Required work:
Lines in which "author" appears should be pulled from the data below.
------------------------------
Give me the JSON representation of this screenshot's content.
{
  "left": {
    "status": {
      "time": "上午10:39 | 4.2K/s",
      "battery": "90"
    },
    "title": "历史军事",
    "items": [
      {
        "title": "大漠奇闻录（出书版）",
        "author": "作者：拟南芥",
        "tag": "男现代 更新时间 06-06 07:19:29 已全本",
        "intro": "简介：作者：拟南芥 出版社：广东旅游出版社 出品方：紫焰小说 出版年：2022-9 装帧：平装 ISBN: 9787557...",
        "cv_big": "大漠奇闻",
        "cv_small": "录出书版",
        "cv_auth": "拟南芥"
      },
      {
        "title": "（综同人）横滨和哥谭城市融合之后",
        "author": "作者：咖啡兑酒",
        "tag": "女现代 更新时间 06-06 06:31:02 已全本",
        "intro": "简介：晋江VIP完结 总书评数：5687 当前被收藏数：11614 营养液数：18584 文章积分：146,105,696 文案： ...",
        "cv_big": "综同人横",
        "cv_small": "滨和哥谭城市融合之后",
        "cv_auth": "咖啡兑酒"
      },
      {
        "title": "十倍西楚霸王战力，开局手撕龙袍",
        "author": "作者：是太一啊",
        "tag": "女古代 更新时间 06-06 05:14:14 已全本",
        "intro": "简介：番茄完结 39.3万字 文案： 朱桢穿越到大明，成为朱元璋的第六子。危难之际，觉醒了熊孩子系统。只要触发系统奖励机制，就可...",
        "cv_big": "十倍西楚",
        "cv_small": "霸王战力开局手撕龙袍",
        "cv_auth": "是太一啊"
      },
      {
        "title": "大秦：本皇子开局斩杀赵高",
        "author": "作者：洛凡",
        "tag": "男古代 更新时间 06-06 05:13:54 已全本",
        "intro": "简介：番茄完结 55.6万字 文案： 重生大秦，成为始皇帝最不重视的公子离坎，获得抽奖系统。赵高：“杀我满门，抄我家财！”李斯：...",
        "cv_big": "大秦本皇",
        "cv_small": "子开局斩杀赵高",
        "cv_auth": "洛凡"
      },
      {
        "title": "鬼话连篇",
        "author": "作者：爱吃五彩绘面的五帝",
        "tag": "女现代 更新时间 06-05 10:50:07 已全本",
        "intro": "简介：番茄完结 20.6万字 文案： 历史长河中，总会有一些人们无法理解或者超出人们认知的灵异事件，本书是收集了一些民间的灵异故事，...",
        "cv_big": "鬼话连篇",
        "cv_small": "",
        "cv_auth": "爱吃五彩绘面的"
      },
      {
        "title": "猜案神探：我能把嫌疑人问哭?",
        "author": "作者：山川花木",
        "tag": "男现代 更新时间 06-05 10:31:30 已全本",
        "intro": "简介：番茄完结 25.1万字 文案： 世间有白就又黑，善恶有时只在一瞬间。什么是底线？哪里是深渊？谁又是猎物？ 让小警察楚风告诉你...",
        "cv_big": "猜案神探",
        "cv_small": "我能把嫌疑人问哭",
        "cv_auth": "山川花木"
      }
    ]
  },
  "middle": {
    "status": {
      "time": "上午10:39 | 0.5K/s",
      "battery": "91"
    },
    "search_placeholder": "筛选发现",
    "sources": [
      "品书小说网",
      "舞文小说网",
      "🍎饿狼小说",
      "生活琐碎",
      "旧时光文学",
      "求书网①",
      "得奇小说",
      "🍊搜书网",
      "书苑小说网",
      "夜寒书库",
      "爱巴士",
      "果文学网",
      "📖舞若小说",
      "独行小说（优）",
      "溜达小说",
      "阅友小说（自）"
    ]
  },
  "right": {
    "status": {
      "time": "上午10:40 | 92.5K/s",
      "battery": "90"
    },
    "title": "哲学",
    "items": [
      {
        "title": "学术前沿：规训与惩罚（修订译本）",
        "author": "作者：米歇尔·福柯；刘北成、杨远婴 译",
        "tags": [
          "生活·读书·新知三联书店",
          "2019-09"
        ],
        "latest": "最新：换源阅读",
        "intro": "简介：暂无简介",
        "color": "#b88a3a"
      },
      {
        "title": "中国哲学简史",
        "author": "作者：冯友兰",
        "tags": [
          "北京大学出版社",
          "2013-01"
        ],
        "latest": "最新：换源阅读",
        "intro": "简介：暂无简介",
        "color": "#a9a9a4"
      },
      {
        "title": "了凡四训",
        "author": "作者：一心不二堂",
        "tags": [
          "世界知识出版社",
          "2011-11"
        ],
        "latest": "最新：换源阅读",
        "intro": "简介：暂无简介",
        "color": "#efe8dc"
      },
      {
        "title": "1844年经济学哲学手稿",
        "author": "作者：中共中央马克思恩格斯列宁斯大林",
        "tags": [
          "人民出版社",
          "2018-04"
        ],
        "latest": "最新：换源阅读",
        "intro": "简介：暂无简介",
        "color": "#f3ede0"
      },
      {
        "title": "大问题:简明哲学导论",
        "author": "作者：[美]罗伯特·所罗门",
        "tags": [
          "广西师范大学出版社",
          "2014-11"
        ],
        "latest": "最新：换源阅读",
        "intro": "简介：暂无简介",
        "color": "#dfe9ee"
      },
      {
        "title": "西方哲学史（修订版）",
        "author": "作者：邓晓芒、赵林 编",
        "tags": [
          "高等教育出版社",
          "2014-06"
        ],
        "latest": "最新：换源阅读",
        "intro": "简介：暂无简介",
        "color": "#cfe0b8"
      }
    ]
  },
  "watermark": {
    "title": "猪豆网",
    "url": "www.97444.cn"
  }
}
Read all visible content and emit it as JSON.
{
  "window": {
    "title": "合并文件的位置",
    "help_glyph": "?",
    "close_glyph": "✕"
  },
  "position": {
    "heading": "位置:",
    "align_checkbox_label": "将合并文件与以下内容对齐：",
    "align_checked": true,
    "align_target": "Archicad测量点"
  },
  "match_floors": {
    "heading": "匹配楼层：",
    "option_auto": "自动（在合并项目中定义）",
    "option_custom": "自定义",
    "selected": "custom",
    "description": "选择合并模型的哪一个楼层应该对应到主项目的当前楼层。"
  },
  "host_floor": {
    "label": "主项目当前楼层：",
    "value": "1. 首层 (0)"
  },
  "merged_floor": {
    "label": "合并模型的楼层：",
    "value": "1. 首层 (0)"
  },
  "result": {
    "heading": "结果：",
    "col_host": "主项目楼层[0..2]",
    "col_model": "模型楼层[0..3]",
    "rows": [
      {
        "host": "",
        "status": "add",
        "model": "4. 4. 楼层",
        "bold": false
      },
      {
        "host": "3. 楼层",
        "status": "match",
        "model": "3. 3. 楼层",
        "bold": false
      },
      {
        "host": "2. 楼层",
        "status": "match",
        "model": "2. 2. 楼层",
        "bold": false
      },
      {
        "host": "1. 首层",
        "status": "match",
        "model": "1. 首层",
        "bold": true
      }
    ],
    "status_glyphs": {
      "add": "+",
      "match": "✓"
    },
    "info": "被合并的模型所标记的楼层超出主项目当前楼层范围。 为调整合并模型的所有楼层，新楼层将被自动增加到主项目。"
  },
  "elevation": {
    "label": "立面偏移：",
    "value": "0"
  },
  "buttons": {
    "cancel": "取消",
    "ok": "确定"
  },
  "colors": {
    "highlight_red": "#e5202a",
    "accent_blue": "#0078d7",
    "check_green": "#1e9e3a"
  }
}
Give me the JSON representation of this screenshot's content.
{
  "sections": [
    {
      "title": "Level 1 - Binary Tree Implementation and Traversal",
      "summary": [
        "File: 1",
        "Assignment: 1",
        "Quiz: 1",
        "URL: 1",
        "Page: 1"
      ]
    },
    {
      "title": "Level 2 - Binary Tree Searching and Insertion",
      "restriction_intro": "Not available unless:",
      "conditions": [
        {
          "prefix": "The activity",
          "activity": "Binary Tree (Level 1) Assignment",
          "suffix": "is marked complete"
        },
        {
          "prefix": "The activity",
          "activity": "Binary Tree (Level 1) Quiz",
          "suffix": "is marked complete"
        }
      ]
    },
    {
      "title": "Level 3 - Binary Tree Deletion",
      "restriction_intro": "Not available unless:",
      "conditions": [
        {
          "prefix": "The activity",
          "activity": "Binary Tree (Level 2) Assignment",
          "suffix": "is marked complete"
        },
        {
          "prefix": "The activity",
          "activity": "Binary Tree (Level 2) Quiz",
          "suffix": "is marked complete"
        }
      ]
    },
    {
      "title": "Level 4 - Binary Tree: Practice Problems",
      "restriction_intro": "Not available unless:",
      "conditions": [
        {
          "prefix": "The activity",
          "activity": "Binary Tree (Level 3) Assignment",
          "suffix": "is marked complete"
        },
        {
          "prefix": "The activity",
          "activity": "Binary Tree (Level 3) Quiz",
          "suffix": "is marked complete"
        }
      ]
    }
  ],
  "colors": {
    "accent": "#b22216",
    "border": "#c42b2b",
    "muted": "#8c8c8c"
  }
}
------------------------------
Response area:
        "author": "作者：拟南芥",
        "author": "作者：咖啡兑酒",
        "author": "作者：是太一啊",
        "author": "作者：洛凡",
        "author": "作者：爱吃五彩绘面的五帝",
        "author": "作者：山川花木",
        "author": "作者：米歇尔·福柯；刘北成、杨远婴 译",
        "author": "作者：冯友兰",
        "author": "作者：一心不二堂",
        "author": "作者：中共中央马克思恩格斯列宁斯大林",
        "author": "作者：[美]罗伯特·所罗门",
        "author": "作者：邓晓芒、赵林 编",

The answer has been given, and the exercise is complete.